Using the introduction of electronic laboratory notebooks as an example, this presentation will explore best practices for introducing new technologies covering implementation challenges, potential to improve data integrity, and opportunities to enhance information sharing and to facilitate collaborative working etc
|11:45hrs||Out with the Old, In with the New
Dora Endreffy, Global Records Manager, ICON plc
Throughout their careers, Records Managers and Archivists will inevitably be faced with decisions regarding systems retirement. The retirement of computer systems is an integral component of the validation lifecycle and should be conducted in accordance with well-defined and documented processes. Whilst the adoption and use cycles of validation are well understood, when systems are retired there is less understanding of the consequences. This presentation will examine the challenges associated with systems retirement, provide recommendations and tools for retirement including risk assessments, and lessons learned from experience of retiring LIMS and CDMS.
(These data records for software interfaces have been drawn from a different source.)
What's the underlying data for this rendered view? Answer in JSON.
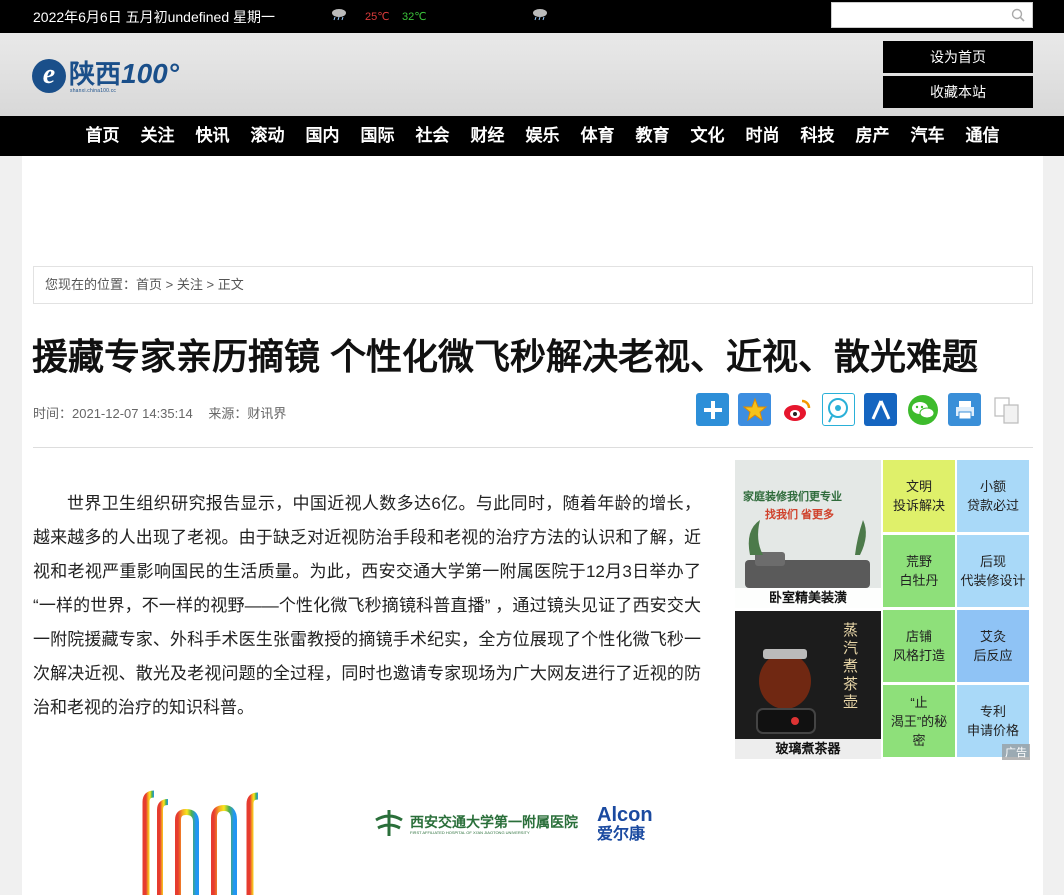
{
  "topbar": {
    "date": "2022年6月6日 五月初undefined 星期一",
    "temp_high": "25℃",
    "temp_low": "32℃",
    "search_placeholder": ""
  },
  "header": {
    "logo_cn": "陕西",
    "logo_num": "100°",
    "logo_sub": "shanxi.china100.cc",
    "btn_home": "设为首页",
    "btn_fav": "收藏本站"
  },
  "nav": [
    "首页",
    "关注",
    "快讯",
    "滚动",
    "国内",
    "国际",
    "社会",
    "财经",
    "娱乐",
    "体育",
    "教育",
    "文化",
    "时尚",
    "科技",
    "房产",
    "汽车",
    "通信"
  ],
  "breadcrumb": {
    "prefix": "您现在的位置：",
    "home": "首页",
    "sep": " > ",
    "section": "关注",
    "current": "正文"
  },
  "article": {
    "title": "援藏专家亲历摘镜 个性化微飞秒解决老视、近视、散光难题",
    "time": "时间：2021-12-07 14:35:14",
    "source": "来源：财讯界",
    "body": "世界卫生组织研究报告显示，中国近视人数多达6亿。与此同时，随着年龄的增长，越来越多的人出现了老视。由于缺乏对近视防治手段和老视的治疗方法的认识和了解，近视和老视严重影响国民的生活质量。为此，西安交通大学第一附属医院于12月3日举办了 “一样的世界，不一样的视野——个性化微飞秒摘镜科普直播” ，通过镜头见证了西安交大一附院援藏专家、外科手术医生张雷教授的摘镜手术纪实，全方位展现了个性化微飞秒一次解决近视、散光及老视问题的全过程，同时也邀请专家现场为广大网友进行了近视的防治和老视的治疗的知识科普。"
  },
  "share_icons": [
    "plus-icon",
    "qzone-icon",
    "weibo-icon",
    "tencent-weibo-icon",
    "renren-icon",
    "wechat-icon",
    "print-icon",
    "copy-icon"
  ],
  "ad": {
    "pic1_caption": "卧室精美装潢",
    "pic1_line1": "家庭装修我们更专业",
    "pic1_line2": "找我们 省更多",
    "pic2_caption": "玻璃煮茶器",
    "pic2_text": "蒸汽煮茶壶",
    "cells": [
      {
        "l1": "文明",
        "l2": "投诉解决"
      },
      {
        "l1": "小额",
        "l2": "贷款必过"
      },
      {
        "l1": "荒野",
        "l2": "白牡丹"
      },
      {
        "l1": "后现",
        "l2": "代装修设计"
      },
      {
        "l1": "店铺",
        "l2": "风格打造"
      },
      {
        "l1": "艾灸",
        "l2": "后反应"
      },
      {
        "l1": "“止",
        "l2": "渴王”的秘",
        "l3": "密"
      },
      {
        "l1": "专利",
        "l2": "申请价格"
      }
    ],
    "tag": "广告"
  },
  "logos": {
    "xjtu_cn": "西安交通大学第一附属医院",
    "xjtu_en": "FIRST AFFILIATED HOSPITAL OF XI'AN JIAOTONG UNIVERSITY",
    "alcon_en": "Alcon",
    "alcon_cn": "爱尔康"
  },
  "colors": {
    "nav_bg": "#000000",
    "brand_blue": "#1a4f8a",
    "temp_high": "#d93b3b",
    "temp_low": "#3bc43b"
  }
}
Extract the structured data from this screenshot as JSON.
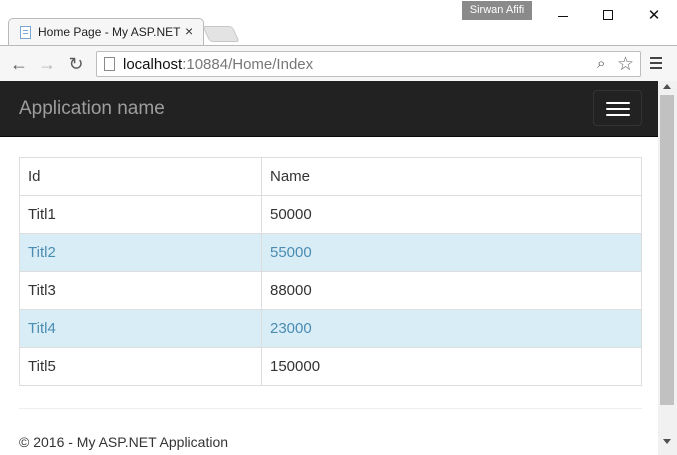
{
  "browser": {
    "user_name": "Sirwan Afifi",
    "tab_title": "Home Page - My ASP.NET",
    "tab_close": "×",
    "url_host": "localhost",
    "url_rest": ":10884/Home/Index",
    "icons": {
      "back": "←",
      "forward": "→",
      "reload": "↻",
      "zoom": "⌕",
      "star": "☆",
      "close": "✕"
    }
  },
  "navbar": {
    "brand": "Application name"
  },
  "table": {
    "headers": [
      "Id",
      "Name"
    ],
    "rows": [
      {
        "id": "Titl1",
        "name": "50000",
        "highlighted": false
      },
      {
        "id": "Titl2",
        "name": "55000",
        "highlighted": true
      },
      {
        "id": "Titl3",
        "name": "88000",
        "highlighted": false
      },
      {
        "id": "Titl4",
        "name": "23000",
        "highlighted": true
      },
      {
        "id": "Titl5",
        "name": "150000",
        "highlighted": false
      }
    ]
  },
  "footer": {
    "text": "© 2016 - My ASP.NET Application"
  },
  "colors": {
    "navbar_bg": "#222222",
    "brand_text": "#9d9d9d",
    "info_row_bg": "#d9edf7",
    "info_row_text": "#4b8cb1"
  }
}
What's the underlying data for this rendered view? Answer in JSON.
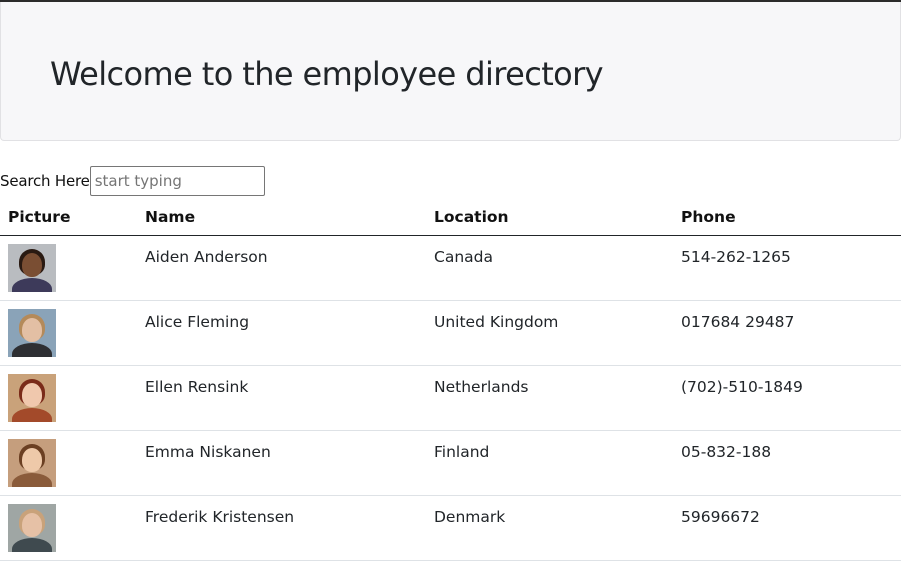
{
  "header": {
    "title": "Welcome to the employee directory"
  },
  "search": {
    "label": "Search Here",
    "placeholder": "start typing",
    "value": ""
  },
  "table": {
    "columns": [
      "Picture",
      "Name",
      "Location",
      "Phone"
    ],
    "rows": [
      {
        "name": "Aiden Anderson",
        "location": "Canada",
        "phone": "514-262-1265",
        "avatar_icon": "person-photo",
        "avatar_colors": {
          "bg": "#b9bcc0",
          "skin": "#7a4e33",
          "hair": "#2a1a12",
          "shirt": "#3d3a5a"
        }
      },
      {
        "name": "Alice Fleming",
        "location": "United Kingdom",
        "phone": "017684 29487",
        "avatar_icon": "person-photo",
        "avatar_colors": {
          "bg": "#8aa3b8",
          "skin": "#e3bfa4",
          "hair": "#b48a5a",
          "shirt": "#2e2f33"
        }
      },
      {
        "name": "Ellen Rensink",
        "location": "Netherlands",
        "phone": "(702)-510-1849",
        "avatar_icon": "person-photo",
        "avatar_colors": {
          "bg": "#c9a27a",
          "skin": "#f0c8ad",
          "hair": "#7a2a18",
          "shirt": "#a34a2a"
        }
      },
      {
        "name": "Emma Niskanen",
        "location": "Finland",
        "phone": "05-832-188",
        "avatar_icon": "person-photo",
        "avatar_colors": {
          "bg": "#c59e7d",
          "skin": "#eec9a9",
          "hair": "#6b3f22",
          "shirt": "#8a5b3a"
        }
      },
      {
        "name": "Frederik Kristensen",
        "location": "Denmark",
        "phone": "59696672",
        "avatar_icon": "person-photo",
        "avatar_colors": {
          "bg": "#9fa6a4",
          "skin": "#e6c1a6",
          "hair": "#c9a27a",
          "shirt": "#3f4a4f"
        }
      }
    ]
  }
}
|13:30hrs||Quality Management Systems, Records Management and Archiving: Joining the Dots
Matt Scotney, Director, Quality Systems and Compliance. Autolus Ltd
Total quality management aims to ensure that employees are ever mindful of the need to focus on improvements in work culture, processes, services, and systems etc to ensure the safety, efficacy and quality of the medicines produced and the quality and integrity of the data used to evidence compliance. This presentation will examine how quality management and records management work hand-in-hand to establish and maintain controls over information creation and flow, govern day-to-day operations, and ensure that the organisations functions effectively and compliantly.
|14:15hrs||“Quality means doing it right when no one is looking.” (Henry Ford)
Divya Chotai, TMF Specialist, Autolus Ltd
Russell Joyce, Director, Heath Barrowcliff Consulting Ltd
Among the most fundamental principles of good record-keeping in life sciences are the ability to provide documentary evidence of compliance with the requirements to protect patient safety, patient rights, and patient well-being; to ensure product quality and product efficacy; to demonstrate data integrity and trial integrity; and to maintain appropriate oversight. This presentation will explore how to use quality controls to deliver optimum levels of comprehensiveness and quality in relation to data, document, and records management.
|15:30hrs||Close of Conference
Dora Endreffy, Chairman, Health Sciences Records and Archives Association
Note: Tea/coffee and pastries will be available at the close of the conference before departure.